Matshidiso Moeti, World Health Organization regional director for Africa. Photo: Sylvain Gaboury/Patrick McMullan via Getty Images

The World Health Organization called on countries Sunday to not impose travel bans on southern African nations amid concerns over the new COVID-19 Omicron variant.

Why it matters: The U.S. and countries in Europe and the Asia-Pacific announced travel restrictions in response to Omicron, which was first detected in South Africa. It's since spread to several European countries, Canada, Israel, Australia and Hong Kong. The WHO noted in a statement that only two southern African nations have detected the new variant.

Updated 3 hours ago - Health

First North American Omicron cases identified in Canada

COVID-19 testing personnel at Toronto Pearson International Airport in September. Photo: Steve Russell/Toronto Star via Getty Images

The first two cases of the new Omicron variant have been detected in North America, the Canadian government announced Sunday evening.

Driving the news: The World Health Organization has named Omicron a "variant of concern," but cautioned earlier on Sunday that it is not yet clear whether it's more transmissible than other strains of COVID-19.

7 hours ago - Health

WHO: Not yet known whether Omicron leads to more severe disease

Photo illustration: Pavlo Gonchar/SOPA Images/LightRocket via Getty Images

The World Health Organization on Sunday said that it is not yet clear whether the newly discovered Omicron variant is more transmissible than other strains of the COVID-19 virus.
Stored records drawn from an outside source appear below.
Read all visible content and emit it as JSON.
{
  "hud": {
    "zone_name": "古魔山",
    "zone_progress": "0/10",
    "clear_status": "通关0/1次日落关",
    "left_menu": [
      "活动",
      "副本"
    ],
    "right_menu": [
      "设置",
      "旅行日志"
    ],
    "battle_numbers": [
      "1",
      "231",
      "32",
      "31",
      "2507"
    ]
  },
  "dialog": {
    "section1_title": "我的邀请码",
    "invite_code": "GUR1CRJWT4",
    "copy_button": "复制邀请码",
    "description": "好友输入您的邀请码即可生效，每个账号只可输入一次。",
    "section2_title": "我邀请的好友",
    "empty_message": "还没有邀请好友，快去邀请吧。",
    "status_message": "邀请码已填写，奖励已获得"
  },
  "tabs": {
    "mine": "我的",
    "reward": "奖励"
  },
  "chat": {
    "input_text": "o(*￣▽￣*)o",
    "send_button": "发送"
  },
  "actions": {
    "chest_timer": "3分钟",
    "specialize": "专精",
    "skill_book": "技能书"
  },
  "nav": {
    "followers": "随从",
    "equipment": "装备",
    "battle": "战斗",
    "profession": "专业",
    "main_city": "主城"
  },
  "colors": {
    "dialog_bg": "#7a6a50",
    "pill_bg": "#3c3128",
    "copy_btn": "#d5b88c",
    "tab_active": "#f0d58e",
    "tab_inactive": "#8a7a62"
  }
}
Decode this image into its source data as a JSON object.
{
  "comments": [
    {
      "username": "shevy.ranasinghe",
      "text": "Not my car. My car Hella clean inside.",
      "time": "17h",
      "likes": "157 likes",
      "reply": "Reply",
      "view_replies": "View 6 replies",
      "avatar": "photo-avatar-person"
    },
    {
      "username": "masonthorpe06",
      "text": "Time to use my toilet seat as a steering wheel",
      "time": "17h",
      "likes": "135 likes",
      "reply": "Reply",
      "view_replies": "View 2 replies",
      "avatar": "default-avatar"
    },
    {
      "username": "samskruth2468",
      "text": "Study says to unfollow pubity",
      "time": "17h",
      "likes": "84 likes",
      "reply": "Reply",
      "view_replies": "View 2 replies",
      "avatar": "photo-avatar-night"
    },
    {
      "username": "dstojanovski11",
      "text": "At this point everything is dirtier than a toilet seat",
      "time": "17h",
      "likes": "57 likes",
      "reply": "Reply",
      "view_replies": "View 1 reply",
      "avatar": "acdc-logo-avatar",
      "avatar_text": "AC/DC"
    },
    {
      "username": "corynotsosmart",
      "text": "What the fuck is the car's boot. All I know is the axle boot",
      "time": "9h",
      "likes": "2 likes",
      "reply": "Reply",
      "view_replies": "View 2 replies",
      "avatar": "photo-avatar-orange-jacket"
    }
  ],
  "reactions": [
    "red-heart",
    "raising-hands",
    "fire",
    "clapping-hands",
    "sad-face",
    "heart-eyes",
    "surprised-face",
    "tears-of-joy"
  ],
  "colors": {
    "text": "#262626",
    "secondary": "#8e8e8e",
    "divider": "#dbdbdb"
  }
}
Why it matters: The agency's statement comes as the variant, discovered in South Africa, has already been detected in European and Asian countries.